Posted Feb 01, 2004 12:33 pm CST
When Howard Vogel arrived at the Minnesota Supreme Court building in September, he came with Atticus Finch on his mind.
Vogel, a professor at Hamline University Law School in St. Paul, was one of 12 people there to address the court on an issue they believed went to the very heart of what it means to be a lawyer.
He told the justices that he uses Harper Lee’s To Kill a Mockingbird to help his students understand the concept of professional identity. On a recent occasion, he said, he asked his students what most stood out to them about Atticus.
“We had a wide-ranging discussion,” he recalled, and a student who had been rather quiet up until then said that what struck her was the fact that Atticus is the same everywhere he goes. “He’s the same when he’s at home and when he’s at church. He’s the same when he talks with Calpurnia, who takes care of his children, and when he visits with neighbors. He’s the same when he goes to the state legislature, and when he goes to represent a black man against a rape charge.”
The student’s point, and the message Vogel came to make to the court, was simple but weighty: Finch was a whole person. “You have a complete range of skills rooted in your humanity,” Vogel said he tells his students, “and you will bring those to your work, as did Atticus.”
The dispute that brought Vogel to the court had its beginning in October 2001 when the state CLE board awarded 2.75 credits to lawyers who attended a program called “Career Satisfaction, Renewal and Resilience for Lawyers and Judges.” Its sponsors had applied for seven credits, which would have been standard for a seven-hour course.

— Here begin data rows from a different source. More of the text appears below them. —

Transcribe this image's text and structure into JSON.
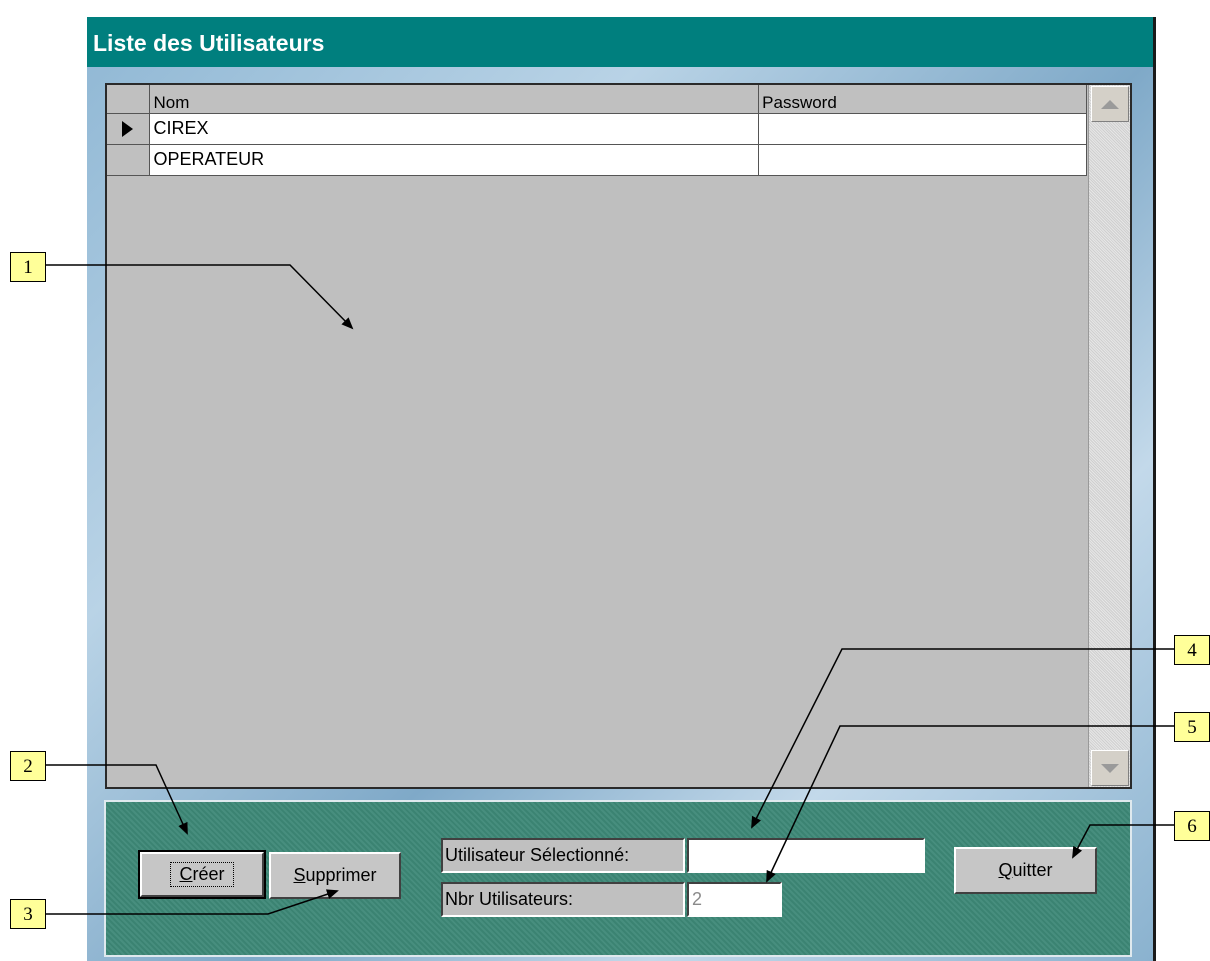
{
  "window": {
    "title": "Liste des Utilisateurs"
  },
  "grid": {
    "columns": [
      "Nom",
      "Password"
    ],
    "rows": [
      {
        "nom": "CIREX",
        "password": "",
        "current": true
      },
      {
        "nom": "OPERATEUR",
        "password": "",
        "current": false
      }
    ]
  },
  "buttons": {
    "creer": {
      "accel": "C",
      "rest": "réer"
    },
    "supprimer": {
      "accel": "S",
      "rest": "upprimer"
    },
    "quitter": {
      "accel": "Q",
      "rest": "uitter"
    }
  },
  "fields": {
    "selected_user_label": "Utilisateur Sélectionné:",
    "selected_user_value": "",
    "count_label": "Nbr Utilisateurs:",
    "count_value": "2"
  },
  "callouts": [
    "1",
    "2",
    "3",
    "4",
    "5",
    "6"
  ]
}
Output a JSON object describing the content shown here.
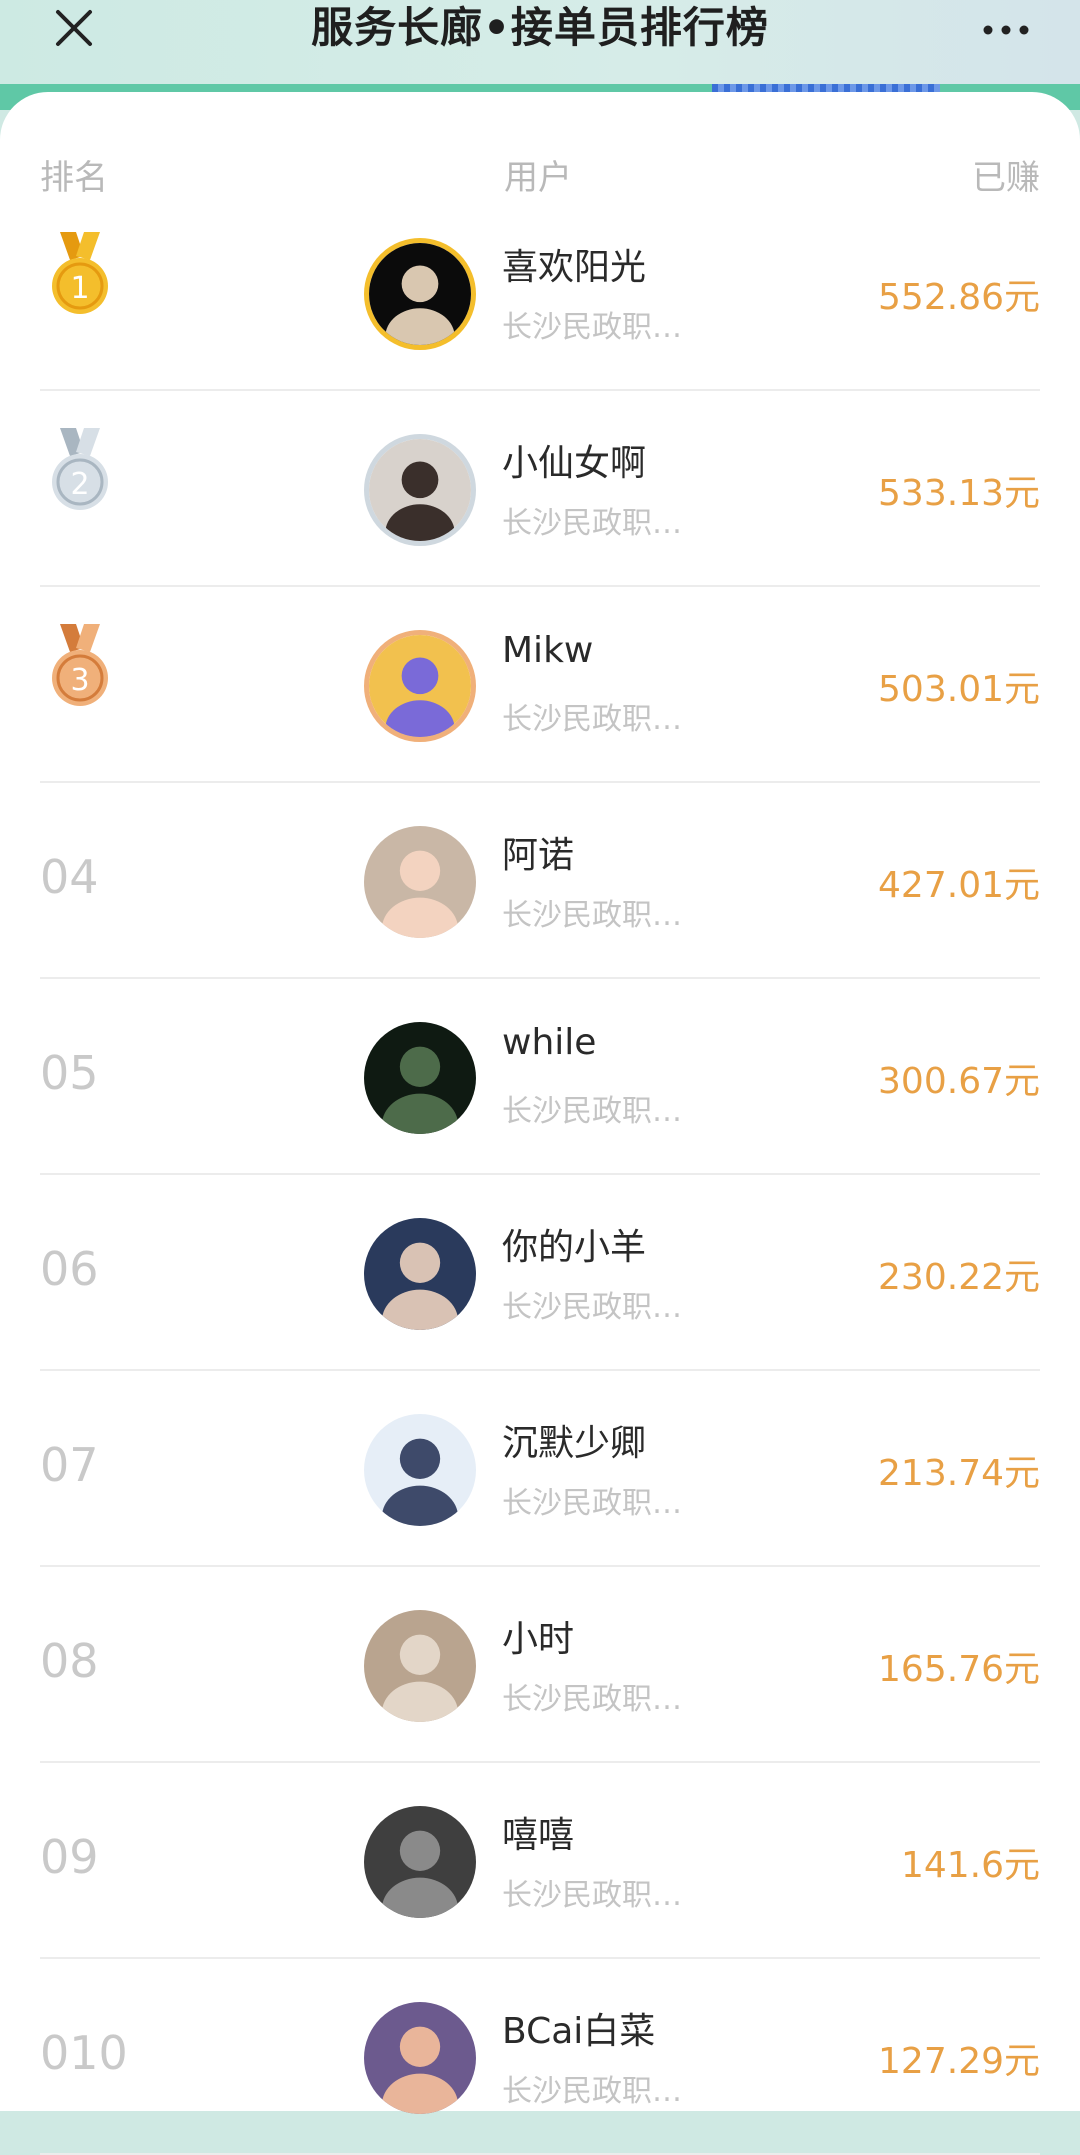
{
  "header": {
    "title": "服务长廊•接单员排行榜",
    "close_icon": "close-icon",
    "more_icon": "more-icon"
  },
  "columns": {
    "rank": "排名",
    "user": "用户",
    "earned": "已赚"
  },
  "colors": {
    "earned": "#e8a045",
    "gold": "#f4be2c",
    "silver": "#cfd8df",
    "bronze": "#f0b07a"
  },
  "rows": [
    {
      "rank": "1",
      "name": "喜欢阳光",
      "sub": "长沙民政职…",
      "earned": "552.86元",
      "medal": "gold"
    },
    {
      "rank": "2",
      "name": "小仙女啊",
      "sub": "长沙民政职…",
      "earned": "533.13元",
      "medal": "silver"
    },
    {
      "rank": "3",
      "name": "Mikw",
      "sub": "长沙民政职…",
      "earned": "503.01元",
      "medal": "bronze"
    },
    {
      "rank": "04",
      "name": "阿诺",
      "sub": "长沙民政职…",
      "earned": "427.01元"
    },
    {
      "rank": "05",
      "name": "while",
      "sub": "长沙民政职…",
      "earned": "300.67元"
    },
    {
      "rank": "06",
      "name": "你的小羊",
      "sub": "长沙民政职…",
      "earned": "230.22元"
    },
    {
      "rank": "07",
      "name": "沉默少卿",
      "sub": "长沙民政职…",
      "earned": "213.74元"
    },
    {
      "rank": "08",
      "name": "小时",
      "sub": "长沙民政职…",
      "earned": "165.76元"
    },
    {
      "rank": "09",
      "name": "嘻嘻",
      "sub": "长沙民政职…",
      "earned": "141.6元"
    },
    {
      "rank": "010",
      "name": "BCai白菜",
      "sub": "长沙民政职…",
      "earned": "127.29元"
    }
  ]
}
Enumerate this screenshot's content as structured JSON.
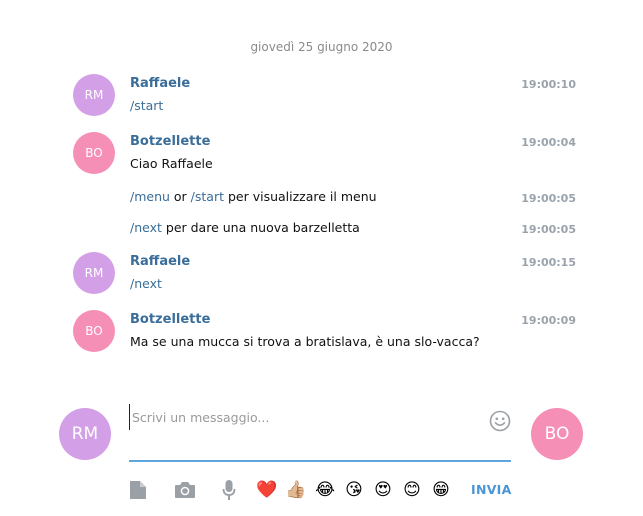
{
  "date_separator": "giovedì 25 giugno 2020",
  "messages": [
    {
      "avatar": "RM",
      "sender": "Raffaele",
      "time": "19:00:10",
      "cmd": "/start"
    },
    {
      "avatar": "BO",
      "sender": "Botzellette",
      "time": "19:00:04",
      "text": "Ciao Raffaele"
    },
    {
      "time": "19:00:05",
      "cmd1": "/menu",
      "mid": " or ",
      "cmd2": "/start",
      "rest": " per visualizzare il menu"
    },
    {
      "time": "19:00:05",
      "cmd": "/next",
      "rest": " per dare una nuova barzelletta"
    },
    {
      "avatar": "RM",
      "sender": "Raffaele",
      "time": "19:00:15",
      "cmd": "/next"
    },
    {
      "avatar": "BO",
      "sender": "Botzellette",
      "time": "19:00:09",
      "text": "Ma se una mucca si trova a bratislava, è una slo-vacca?"
    }
  ],
  "composer": {
    "user_avatar": "RM",
    "peer_avatar": "BO",
    "placeholder": "Scrivi un messaggio...",
    "send_label": "INVIA",
    "emojis": [
      "❤️",
      "👍🏼",
      "😂",
      "😘",
      "😍",
      "😊",
      "😁"
    ]
  },
  "colors": {
    "rm_avatar": "#d39fe6",
    "bo_avatar": "#f58fb6",
    "accent": "#4b95d6",
    "sender": "#3a6d99"
  }
}
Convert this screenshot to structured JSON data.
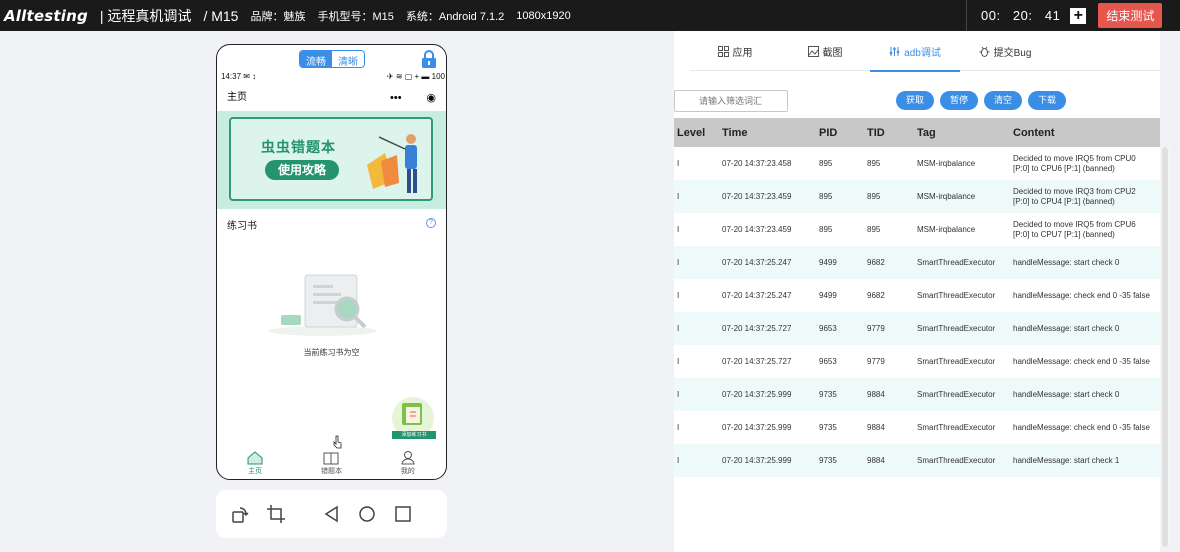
{
  "topbar": {
    "logo": "Alltesting",
    "title": "| 远程真机调试",
    "model": "/ M15",
    "brand": "品牌：魅族",
    "phone_model": "手机型号：M15",
    "system": "系统：Android 7.1.2",
    "resolution": "1080x1920",
    "timer_h": "00:",
    "timer_m": "20:",
    "timer_s": "41",
    "plus": "+",
    "end_label": "结束测试"
  },
  "phone": {
    "quality_options": [
      "流畅",
      "清晰"
    ],
    "status_time": "14:37",
    "status_battery": "100",
    "app_title": "主页",
    "banner_title": "虫虫错题本",
    "banner_button": "使用攻略",
    "section_title": "练习书",
    "empty_text": "当前练习书为空",
    "float_label": "添加练习书",
    "tabs": [
      {
        "label": "主页",
        "active": true
      },
      {
        "label": "错题本",
        "active": false
      },
      {
        "label": "我的",
        "active": false
      }
    ]
  },
  "panel": {
    "tabs": [
      {
        "label": "应用",
        "icon": "grid-icon"
      },
      {
        "label": "截图",
        "icon": "image-icon"
      },
      {
        "label": "adb调试",
        "icon": "adb-icon",
        "active": true
      },
      {
        "label": "提交Bug",
        "icon": "bug-icon"
      }
    ],
    "filter_placeholder": "请输入筛选词汇",
    "buttons": [
      "获取",
      "暂停",
      "清空",
      "下载"
    ],
    "columns": [
      "Level",
      "Time",
      "PID",
      "TID",
      "Tag",
      "Content"
    ],
    "rows": [
      [
        "I",
        "07-20 14:37:23.458",
        "895",
        "895",
        "MSM-irqbalance",
        "Decided to move IRQ5 from CPU0 [P:0] to CPU6 [P:1] (banned)"
      ],
      [
        "I",
        "07-20 14:37:23.459",
        "895",
        "895",
        "MSM-irqbalance",
        "Decided to move IRQ3 from CPU2 [P:0] to CPU4 [P:1] (banned)"
      ],
      [
        "I",
        "07-20 14:37:23.459",
        "895",
        "895",
        "MSM-irqbalance",
        "Decided to move IRQ5 from CPU6 [P:0] to CPU7 [P:1] (banned)"
      ],
      [
        "I",
        "07-20 14:37:25.247",
        "9499",
        "9682",
        "SmartThreadExecutor",
        "handleMessage: start check 0"
      ],
      [
        "I",
        "07-20 14:37:25.247",
        "9499",
        "9682",
        "SmartThreadExecutor",
        "handleMessage: check end 0 -35 false"
      ],
      [
        "I",
        "07-20 14:37:25.727",
        "9653",
        "9779",
        "SmartThreadExecutor",
        "handleMessage: start check 0"
      ],
      [
        "I",
        "07-20 14:37:25.727",
        "9653",
        "9779",
        "SmartThreadExecutor",
        "handleMessage: check end 0 -35 false"
      ],
      [
        "I",
        "07-20 14:37:25.999",
        "9735",
        "9884",
        "SmartThreadExecutor",
        "handleMessage: start check 0"
      ],
      [
        "I",
        "07-20 14:37:25.999",
        "9735",
        "9884",
        "SmartThreadExecutor",
        "handleMessage: check end 0 -35 false"
      ],
      [
        "I",
        "07-20 14:37:25.999",
        "9735",
        "9884",
        "SmartThreadExecutor",
        "handleMessage: start check 1"
      ]
    ]
  },
  "colors": {
    "accent": "#3a8ee6",
    "danger": "#e5564c",
    "green": "#23946c"
  }
}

The focus of “Career Satisfaction” was on learning to ride the waves of change that have roiled the legal profession in recent times, with an emphasis on the life transitions adults commonly face. When one of the program’s sponsors, the Ash Grove Group, challenged the CLE board’s determination, the board drew a line between material that is “directly related to the practice of law,” and that which is peripheral to such work. It OK’d CLE credit for portions of the course led by a judge and a law professor, but disallowed those that concerned “adult developmental theory.”
And so began a debate over a rather simple question: Are so-called soft CLE–courses that is, those that do not deal with substantive legal issues and practices–trivial, or are they in some sense vital to lawyers?
In a letter, Ronald Peterson, chairman of Minnesota Continuing Legal Education (a CLE provider that is part of the Minnesota State Bar Association), made his organization’s position on personal development courses clear:
“However useful, entertaining, enlightening, energizing or mind-expanding these programs may be, they are not professional legal education. We should not allow participation in these programs to dilute the time lawyers spend learning about changes in legal rules and strategies.”
Vogel, along with a number of other law professors, practicing lawyers and other interested parties (including the biggest malpractice insurer in the state), were quite troubled by this attitude, and what they saw as its tendency to make lawyers compartmentalize their lives and thereby thwart the Finchian ideal. They were pleased when the court asked the board to write a new policy to include “professional development” courses.
But that policy turned out to include a cap of six credits per three-year reporting period for any combination of professional development and law office management courses, thereby placing such courses in a brand new category of also-rans.
Among the points that came across quite clearly on the day of argument were these:
• That being a complete lawyer requires more than understanding the rules and having the ability to deploy them. It also includes being able to relate well with clients, empathize and be a good listener, among many other traits.
• That it is unfair to force lawyers to choose between, say, law office management and career satisfaction courses; both are essential.
• That a large percentage of malpractice claims arise out of poor practice management, on the one hand, and problems such as depression and substance abuse on the other. Both could be more adequately addressed if the cap were lifted.
• That different types of programs are appropriate for different lawyers, depending on their stage of life and their professional identities. For example, a senior attorney who is an expert in a substantive area might be facing issues of resiliency and purpose, while a younger colleague needs work on the basics of practice.
• That lawyers can be trusted to take the CLE courses they need. It is in their best interest to do so.
On Dec. 11, the court sided with Vogel and company when it promulgated an amendment to the state board of continuing legal education. “There shall be,” it read, “no limit on the number of credit hours for professional development courses that shall be used to satisfy a lawyer’s CLE requirements in any reporting period.”
The court defined professional development courses to include those that address issues such as “career satisfaction and renewal, stress management, mental or emotional health, substance abuse and gambling addiction.”
Reflecting on the Minnesota experience, Kathy Morris, director of the ABA Career Resources Center, is quite supportive of the more liberal approach. “Lawyers are often too skilled at separating the personal and professional spheres,” she says, “so courses that will help them integrate their lives and their lawyering skills, and thereby improve both, are truly welcome.”
Bill Lindberg, president of the Ash Grove Group, says the results are definitely worth the effort. “It’s heartening to see the court endorse the notion that a lawyer has ultimate responsibility to craft his or her own learning agenda,” he says. “In an increasingly complex world, the responsibility for taking charge of one’s ongoing learning needs to rest with the individual lawyer over the term of his or her professional life.”